# 3.2. Histogram Based Image OperationsΒΆ

Consider a unary point operator. Every pixel value in the image is replaced with a new value. What could be the practical use of such a simple operation? In fact there are many uses and most of them are based on the analysis of what pixels values are present in the image, so we need the histogram to find what values are present.

Here we consider scalar images \(f:\set D\rightarrow \set R\) with range \(\set R = [0,1]\in\setR\). Let \(\phi\) be a function from \([0,1]\in\setR\) to \([0,1]\in\setR\) then we define the monadic point operator:

A monadic point operator thus changes the pixel value \(f(\v x)\) independent of the position \(\v x\) and independent of all values in the neighborhood.

A nice way to interpret and analyze monadic point operator is to consider what the operator does with the image histogram. Or the other way round: we may specify properties of the histogram of the resulting image and see what point operator results in a image whose histogram has the desired properties.

Plotting an image histogram immediately reveals whether all possible gray values are used in the image. This is most often a desirable property: missing large gray values and the images might be too dark, missing low values and the image might be too light. Contrast stretching is a technique to make a new image that shows all possible gray values.

Histogram equalization applies a monadic point operator to an image such that the resulting image has an histogram that is constant. Equalization is often used to normalize the gray values (or luminance in color images) to be invariant to changes in illumination conditions.

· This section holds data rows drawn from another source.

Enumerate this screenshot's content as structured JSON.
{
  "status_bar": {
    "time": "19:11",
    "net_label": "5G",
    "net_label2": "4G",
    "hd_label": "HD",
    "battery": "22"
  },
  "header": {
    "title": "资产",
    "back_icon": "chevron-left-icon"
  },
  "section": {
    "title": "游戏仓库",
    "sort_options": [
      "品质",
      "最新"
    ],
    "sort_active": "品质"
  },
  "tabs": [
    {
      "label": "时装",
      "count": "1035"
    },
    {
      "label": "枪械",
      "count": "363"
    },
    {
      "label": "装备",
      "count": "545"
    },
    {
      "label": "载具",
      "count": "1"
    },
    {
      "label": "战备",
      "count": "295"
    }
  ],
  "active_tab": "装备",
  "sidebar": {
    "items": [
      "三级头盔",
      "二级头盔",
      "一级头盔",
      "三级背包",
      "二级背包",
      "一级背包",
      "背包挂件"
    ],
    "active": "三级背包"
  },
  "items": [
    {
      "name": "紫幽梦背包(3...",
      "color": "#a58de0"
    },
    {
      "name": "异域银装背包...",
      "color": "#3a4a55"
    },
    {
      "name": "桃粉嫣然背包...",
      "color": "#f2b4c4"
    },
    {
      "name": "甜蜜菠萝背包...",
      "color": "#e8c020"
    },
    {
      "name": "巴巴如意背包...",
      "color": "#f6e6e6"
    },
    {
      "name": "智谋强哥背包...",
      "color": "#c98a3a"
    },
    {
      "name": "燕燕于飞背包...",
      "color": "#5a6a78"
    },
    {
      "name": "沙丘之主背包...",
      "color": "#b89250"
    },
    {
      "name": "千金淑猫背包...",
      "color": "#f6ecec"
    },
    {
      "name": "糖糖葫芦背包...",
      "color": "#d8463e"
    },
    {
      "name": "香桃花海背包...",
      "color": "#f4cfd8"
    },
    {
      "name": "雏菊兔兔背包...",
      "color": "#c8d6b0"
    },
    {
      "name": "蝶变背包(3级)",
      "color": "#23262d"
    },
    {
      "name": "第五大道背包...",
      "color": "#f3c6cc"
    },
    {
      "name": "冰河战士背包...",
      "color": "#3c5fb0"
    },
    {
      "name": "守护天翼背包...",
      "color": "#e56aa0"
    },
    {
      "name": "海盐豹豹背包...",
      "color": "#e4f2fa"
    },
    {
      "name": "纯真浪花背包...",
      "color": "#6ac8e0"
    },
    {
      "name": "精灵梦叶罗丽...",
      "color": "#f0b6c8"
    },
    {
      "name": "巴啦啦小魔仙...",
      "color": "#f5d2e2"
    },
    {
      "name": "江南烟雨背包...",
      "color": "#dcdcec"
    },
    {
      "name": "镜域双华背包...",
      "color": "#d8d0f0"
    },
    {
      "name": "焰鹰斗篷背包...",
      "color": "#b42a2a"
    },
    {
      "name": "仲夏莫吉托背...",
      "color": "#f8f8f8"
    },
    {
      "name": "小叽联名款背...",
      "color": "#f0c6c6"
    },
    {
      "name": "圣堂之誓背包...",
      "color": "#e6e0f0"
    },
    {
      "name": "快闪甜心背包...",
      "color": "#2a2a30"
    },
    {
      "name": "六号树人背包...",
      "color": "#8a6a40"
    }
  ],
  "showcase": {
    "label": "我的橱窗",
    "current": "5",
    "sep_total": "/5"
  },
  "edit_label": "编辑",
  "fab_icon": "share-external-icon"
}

In many practical applications of image processing the imaging conditions are such that the objects of interest can be seperated from the background based on the gray values. E.g. low gray values corresponds with objects and high gray values with the background (think of a gray value scan of a piece of paper with text in black ink). Threshold is the simple operator \(f>=t\) where \(f\) is the image and \(t\) is the threshold value. We will look at one method to calculate \(t\) based on the histogram of \(f\).